After the shrine, I decided to drop by at the Shamine Museum of Ancient Izumo to learn more about the history of the region. It was surprisingly a very interesting museum as there were many ancient artifacts from the region and the exhibits deepened my understanding of the ancient Izumo civilization and its folklore.
I had already decided to have Shimane Prefecture's well-known dish, Izumo Soba, for lunch. Earlier, I dropped by at the tourist office near the train station to get a map and ask for recommended places to have Izumo Soba. One of their recommendations was Kizuki, located along Kamimukae no Michi street. It was a great advice from the tourist office to come here for lunch as other well-known soba restaurants in the vicinity were packed, and Kizuki was relatively empty when I arrived.

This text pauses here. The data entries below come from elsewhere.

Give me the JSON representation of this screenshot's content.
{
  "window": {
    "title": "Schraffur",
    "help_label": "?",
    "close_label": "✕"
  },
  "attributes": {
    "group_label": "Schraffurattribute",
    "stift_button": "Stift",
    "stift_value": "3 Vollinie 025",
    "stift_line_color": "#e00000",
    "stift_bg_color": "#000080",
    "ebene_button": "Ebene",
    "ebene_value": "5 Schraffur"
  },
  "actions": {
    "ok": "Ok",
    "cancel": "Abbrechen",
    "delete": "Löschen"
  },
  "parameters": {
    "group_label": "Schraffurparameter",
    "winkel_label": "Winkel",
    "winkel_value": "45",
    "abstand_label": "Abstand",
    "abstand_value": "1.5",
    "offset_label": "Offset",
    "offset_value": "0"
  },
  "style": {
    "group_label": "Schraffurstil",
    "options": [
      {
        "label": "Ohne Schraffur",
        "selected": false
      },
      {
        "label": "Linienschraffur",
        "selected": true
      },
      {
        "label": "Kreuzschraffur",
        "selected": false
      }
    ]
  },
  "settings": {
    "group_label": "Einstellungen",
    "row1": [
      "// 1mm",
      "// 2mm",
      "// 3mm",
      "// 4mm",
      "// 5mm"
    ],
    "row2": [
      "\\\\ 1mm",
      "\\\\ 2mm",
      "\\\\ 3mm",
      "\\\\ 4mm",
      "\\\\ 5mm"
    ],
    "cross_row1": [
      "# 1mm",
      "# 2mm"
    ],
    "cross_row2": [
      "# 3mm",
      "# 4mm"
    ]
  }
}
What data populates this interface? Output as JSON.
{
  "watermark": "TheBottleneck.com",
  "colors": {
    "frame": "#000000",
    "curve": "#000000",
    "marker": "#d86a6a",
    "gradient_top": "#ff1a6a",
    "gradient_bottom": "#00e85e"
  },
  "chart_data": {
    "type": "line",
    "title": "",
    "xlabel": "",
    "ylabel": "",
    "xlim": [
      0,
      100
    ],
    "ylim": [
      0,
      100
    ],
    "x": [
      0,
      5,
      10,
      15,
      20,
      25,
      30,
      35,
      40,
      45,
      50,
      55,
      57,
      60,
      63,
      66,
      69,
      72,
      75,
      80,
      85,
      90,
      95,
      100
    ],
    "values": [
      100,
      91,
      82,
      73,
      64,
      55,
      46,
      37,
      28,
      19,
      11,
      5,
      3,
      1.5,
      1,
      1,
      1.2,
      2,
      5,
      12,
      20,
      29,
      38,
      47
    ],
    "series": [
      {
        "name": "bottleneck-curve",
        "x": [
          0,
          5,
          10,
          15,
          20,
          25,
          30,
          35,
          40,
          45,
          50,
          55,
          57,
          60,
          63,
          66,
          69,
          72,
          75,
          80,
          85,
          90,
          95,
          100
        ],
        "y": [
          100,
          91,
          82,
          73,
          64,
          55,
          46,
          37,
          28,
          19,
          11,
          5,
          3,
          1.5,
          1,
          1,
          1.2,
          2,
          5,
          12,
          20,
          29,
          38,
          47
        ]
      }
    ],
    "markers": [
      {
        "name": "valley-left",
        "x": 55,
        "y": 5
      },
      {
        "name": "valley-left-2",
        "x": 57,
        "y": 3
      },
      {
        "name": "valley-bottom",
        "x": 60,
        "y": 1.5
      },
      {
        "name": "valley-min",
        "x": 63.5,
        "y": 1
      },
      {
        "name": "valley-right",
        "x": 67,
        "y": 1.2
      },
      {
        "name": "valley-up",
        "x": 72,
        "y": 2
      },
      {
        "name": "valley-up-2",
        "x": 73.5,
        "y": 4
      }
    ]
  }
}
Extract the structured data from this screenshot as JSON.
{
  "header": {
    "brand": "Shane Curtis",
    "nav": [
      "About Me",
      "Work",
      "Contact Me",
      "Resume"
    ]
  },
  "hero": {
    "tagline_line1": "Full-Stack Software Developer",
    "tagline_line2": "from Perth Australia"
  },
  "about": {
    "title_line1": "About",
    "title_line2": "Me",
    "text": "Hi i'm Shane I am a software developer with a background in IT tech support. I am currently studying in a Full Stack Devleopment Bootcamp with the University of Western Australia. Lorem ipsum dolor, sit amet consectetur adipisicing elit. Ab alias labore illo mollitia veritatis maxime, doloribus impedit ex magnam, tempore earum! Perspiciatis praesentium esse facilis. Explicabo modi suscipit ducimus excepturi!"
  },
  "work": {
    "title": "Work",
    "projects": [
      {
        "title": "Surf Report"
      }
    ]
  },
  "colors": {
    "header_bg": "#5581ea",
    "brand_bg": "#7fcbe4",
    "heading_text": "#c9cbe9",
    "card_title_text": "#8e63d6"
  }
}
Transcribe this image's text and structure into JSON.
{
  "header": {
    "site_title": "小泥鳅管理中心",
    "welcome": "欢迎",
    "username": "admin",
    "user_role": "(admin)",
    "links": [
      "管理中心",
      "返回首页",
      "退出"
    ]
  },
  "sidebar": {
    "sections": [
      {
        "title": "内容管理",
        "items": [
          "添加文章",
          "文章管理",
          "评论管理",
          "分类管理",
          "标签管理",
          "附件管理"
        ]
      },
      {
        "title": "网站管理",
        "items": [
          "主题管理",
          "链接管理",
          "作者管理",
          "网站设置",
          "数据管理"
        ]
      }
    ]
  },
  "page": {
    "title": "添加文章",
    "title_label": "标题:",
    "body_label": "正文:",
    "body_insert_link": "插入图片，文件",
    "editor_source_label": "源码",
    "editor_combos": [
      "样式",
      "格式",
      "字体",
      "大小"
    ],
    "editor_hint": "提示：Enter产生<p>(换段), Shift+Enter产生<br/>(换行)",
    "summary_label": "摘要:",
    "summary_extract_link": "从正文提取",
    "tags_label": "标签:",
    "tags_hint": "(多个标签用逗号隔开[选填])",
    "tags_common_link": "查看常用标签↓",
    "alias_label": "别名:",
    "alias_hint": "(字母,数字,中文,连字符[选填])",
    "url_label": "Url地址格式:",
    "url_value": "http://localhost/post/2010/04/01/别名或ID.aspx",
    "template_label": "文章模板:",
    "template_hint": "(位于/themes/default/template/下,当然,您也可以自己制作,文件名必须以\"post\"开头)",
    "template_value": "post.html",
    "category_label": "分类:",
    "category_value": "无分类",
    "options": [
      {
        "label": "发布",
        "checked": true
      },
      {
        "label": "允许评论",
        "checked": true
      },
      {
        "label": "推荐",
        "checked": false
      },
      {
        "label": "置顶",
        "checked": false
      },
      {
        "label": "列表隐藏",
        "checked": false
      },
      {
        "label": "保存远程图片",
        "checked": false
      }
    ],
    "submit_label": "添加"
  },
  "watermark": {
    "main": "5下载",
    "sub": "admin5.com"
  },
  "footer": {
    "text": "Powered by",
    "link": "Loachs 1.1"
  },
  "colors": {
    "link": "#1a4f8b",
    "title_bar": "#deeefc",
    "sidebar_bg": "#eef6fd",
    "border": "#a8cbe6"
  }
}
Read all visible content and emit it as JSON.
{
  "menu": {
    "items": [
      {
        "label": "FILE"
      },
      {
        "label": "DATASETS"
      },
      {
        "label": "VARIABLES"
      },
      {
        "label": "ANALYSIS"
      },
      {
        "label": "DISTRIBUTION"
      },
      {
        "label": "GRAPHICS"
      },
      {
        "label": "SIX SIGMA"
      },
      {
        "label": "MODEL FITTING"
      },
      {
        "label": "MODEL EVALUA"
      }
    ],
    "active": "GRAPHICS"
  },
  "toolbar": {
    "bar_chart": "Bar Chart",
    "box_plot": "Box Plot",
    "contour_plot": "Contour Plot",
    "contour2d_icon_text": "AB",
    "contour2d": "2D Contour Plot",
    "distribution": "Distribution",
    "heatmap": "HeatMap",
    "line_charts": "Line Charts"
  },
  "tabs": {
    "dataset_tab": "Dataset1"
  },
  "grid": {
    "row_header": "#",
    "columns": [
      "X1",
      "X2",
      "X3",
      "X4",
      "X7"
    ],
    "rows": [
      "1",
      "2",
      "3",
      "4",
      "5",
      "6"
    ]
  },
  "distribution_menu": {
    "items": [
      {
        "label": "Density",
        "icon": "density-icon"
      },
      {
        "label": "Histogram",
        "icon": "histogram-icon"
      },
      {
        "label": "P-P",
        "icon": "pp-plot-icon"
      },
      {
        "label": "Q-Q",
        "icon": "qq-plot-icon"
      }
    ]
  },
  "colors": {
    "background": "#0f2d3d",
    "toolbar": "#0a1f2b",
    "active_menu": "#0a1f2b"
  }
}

After lunch, it was already too late to take the bus to Hinomisaki. I changed my plans to go and have a look at the old JR Taisha Station. The old JR Taisha Station is a lavishly decorated station that has been decommissioned in 1990. As my lunch was quite light, I had a Shimane wagyu rice burger at a senbei shop along the main shopping drag before moving on to see the Taisha Station.
After visiting the old Taisha Station, I headed back to the Izumo Taisha Mae station and took the train to Kawato, where I dropped by at a local onsen place called Kitayama Onsen that I found from the internet. I had a chat with a local patron and apparently the establishment is owned and funded by the people of the area. After a relaxing dip in the onsen it was time to head back to Matsue.
Back in Matsue, I found a nice izakaya called Yamaichi where I tried the local shijimi clams picked from the shores of Lake Shinji. The atmosphere was very convivial and friendly and the obaasan (grandma) of the izakaya was very cute and funny. I ordered nodoguro with rice, pickles and a delicious bowl of shijimi clam miso soup, and later added a piece of their homemade crab croquette. I finished my meal and as I made my way out I was given a bump in the back by the eccentric obaasan. I left the izakaya with a full belly, happy as a clam.